Having had purchased my bird work before, this customer asked me about my experience with Robins. That request motivated me to reconnect with some previous images of mine. As a result, I am introducing two new prints. The first piece is titled Fruitful and is of a Robin sitting on a richly fruitful branch. The second piece is titled Easy Pickins which is of a Robin framed by the branches of a fruit covered tree. Click on the names above to see them on my website.
In both images, the Robin is the clear
visual element of interest. Both images are also about the bounty of nature which birds rely on to meet their needs. The Robin is not an exotic bird, it is however, one with which we all have some memory and relationship during the year. These types of relationships, the everyday experiences with nature, are our most important.
Winter is a wonderful time of year to work with cardinals. The contrast between the brilliant reds of the bird and the clean whites of the background allow me to make very pleasing images. I am always trying to include a third element though, and in this case that third element was these blue berries. Red, white, and blue in winter.
Food sources are part of my strategy for working with birds during the winter. In addition to being a draw to birds, I like the visual element of small round shapes in an otherwise minimalist piece.
I am currently printing this new work to be matted to 16×20 inches, a standard frame size. I also offer the print framed with a UV-Protective, Reflection-control glass available on my website HERE
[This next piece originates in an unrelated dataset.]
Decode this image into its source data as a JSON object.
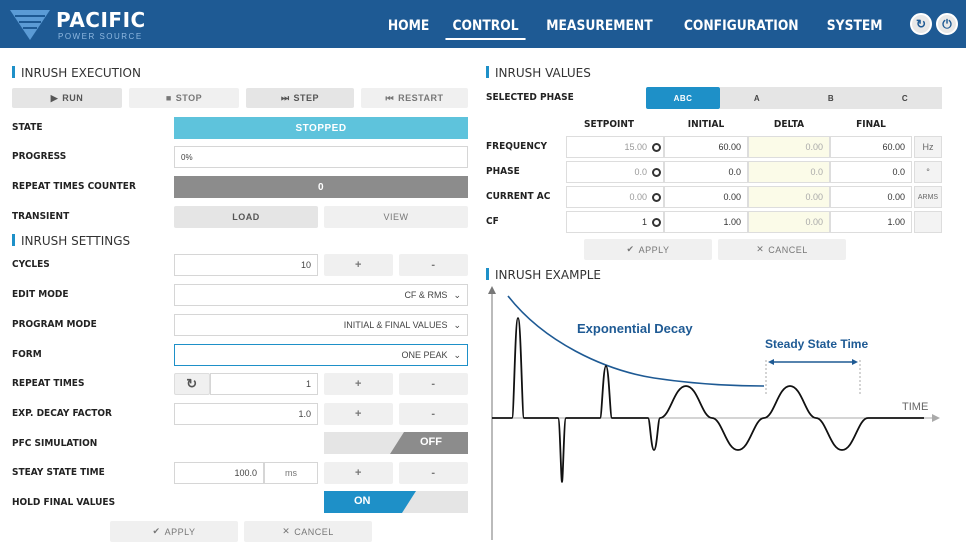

I recently finished reading two books about Marcel Duchamp. The first was Marcel Duchamp, The Afternoon Interviewsby Calvin Tomkins, and the other was Marcel Duchamp, Appearance Stripped Bareby Octavio Paz. Both were good reads although the Paz book was difficult going in parts.
Both books of course dealt with the important art history significance of Duchamp’s Readymades. I’ve struggled with my personal feelings about whether a Readymade is art, and from what I understand Duchamp did as well. But it does seem that 100 years later now, Readymades are at least institutionally recognized as art and artists continue to work in that mode. I remain ambivalent.
One of my fundamental problems with Duchamp’s notion of Readymades is the idea that selection alone of something by an artist is sufficient for that thing to be considered art. More confusing still is that for Duchamp the “selection” process had to be one of absolute indifference to the object, even to the point of employing methods of chance. If that is the case then their is no artistic intent, and for me that means there is no art. There is no human element to a chance selection process. One need only create a random number generator with assigned objects in order to create (or “select”) a Readymade. That is not a human endeavor and so not art.
Still, the concept of a Readymade is useful to artists and art appreciators in order to force some floor of thought to the question of “what is art?” I do feel that I have a clearer concept of art, and I understand the history of the question better. It may be though that the question itself is the useful part, and not the answer.
There are a number websites from a variety of sources for further reading on the subject. There is also some real misunderstanding on those sites which I find amusing during this 100 year anniversary of the Readymade.
If you walk into my booth at some future show and see a pedestal with what looks like an upside down, camera , signed …………….